Update: On the 30th of January 2008 Pain#59 final version was released. With two new interviews, two new party reports, some very nice reviews, some more other articles, some bugs removed, massive spelling corrections and some more stuff. All in all this does improve Pain#59 in general but not our already layed out positive criticism. We still wait and wonder on issue 60! Cheers!

Mudia Art issue 1 and 2

Reviewed by Magic with comments from Adok

Mudia art issue 1 by Alcatraz was released on the 11th of August 2007 at the Evoke 2007 party while Mudia Art issue 2 was released on the 27th of January 2008. Its concept is a mixture between a diskmag, musicdisk and a slideshow. When I started Mudia art issue 1 I got a smile on my face. It totally looked like an Amiga release :) The opening music is a well known Amiga tune also if my memory doesn't fail me. Yes it's the track by Chromag from the 1994 Rebels Amiga demo Switchback ;) Graphics and layout are done by Noogman and Sting is the main editor. (Read the alcatraz article in the headlines section for more info on Mudia art -ed)

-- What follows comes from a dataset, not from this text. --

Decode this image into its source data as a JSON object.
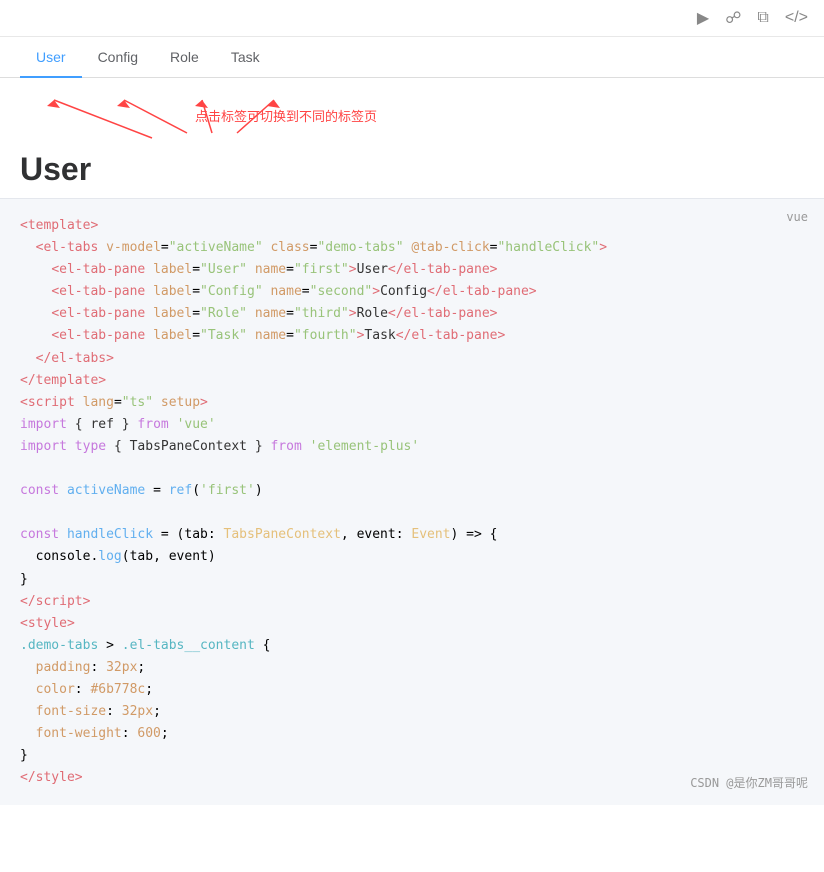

In the first issue the charts included are not real. They are introduced how they could look like with the request to vote. And so I just did on the Alcatraz website :) Contentswise there are not many articles. Spiv (gfx) and Chromag (msx) are interviewed, there is a editorial section and an ending section though the ending section is called miscellaneous. Adok comments: "It is a nice idea that has also been implemented quite well. But I'm unhappy that four months after the release of Mudia Art #1, there's still not a second issue. The concept of Mudia Art cries for fast-paced, regular issuing. One artist and one musician per issue isn't much after all, so there should be many issues as a compensation."

The engine made my computer a little bit slow with running other programs but that doesn't really bother me. Finally I discovered two buttons. With the first one you can choose some other music, the other one gives you some graphics which Spic has painted in the past. For a first issue I like it! I am curious though how Mudia art wil evolve for the next issue(s) - more and better contents? Unreleased music and graphics inside? Not counting the great new artwork by Noogman ofcourse.

Adok comments: "To improve mudia Art a better, more legible font and a higher contrast to the background image is needed for better readability. Also when you click the forward or backward button, it shouldn't respond just to one click but continue scrolling as long as you keep the mouse button pressed. Third, the artwork should perhaps be displayed in a lower resolution, otherwise it's a bit small."

Critikill/Brainstorm's titlepicture opens Mudia Art #2. This time, on the graphics side, Raven of Nuance and Gfx Twins are interviewed while Jogeir and Ne7 are the musicians in focus. The charts section is based on too few voters in my opinion. I hope they will get some more voters for issue #3. A nice surprise is that Sting brought Mop back in a diskmagazine! (You might remember Mop from the Amiga diskmag Rom.) And he sure didn't forget how to write some quality articles and his usual wise words. To put an example Mop wrote: "Scene times change, and so do we, the revolution of evolution for you and me." Nicely put :) The code and engine have been improved in alot of ways, which is very good! Anyway, time will tell what Mudia Art issue 3 will look like and we will keep an eye on it for sure! We wish Sting and Mop all the best with it!

Links related to this article

Windows artpacks at Pouet

Windows diskmags at Pouet

Adok & Magic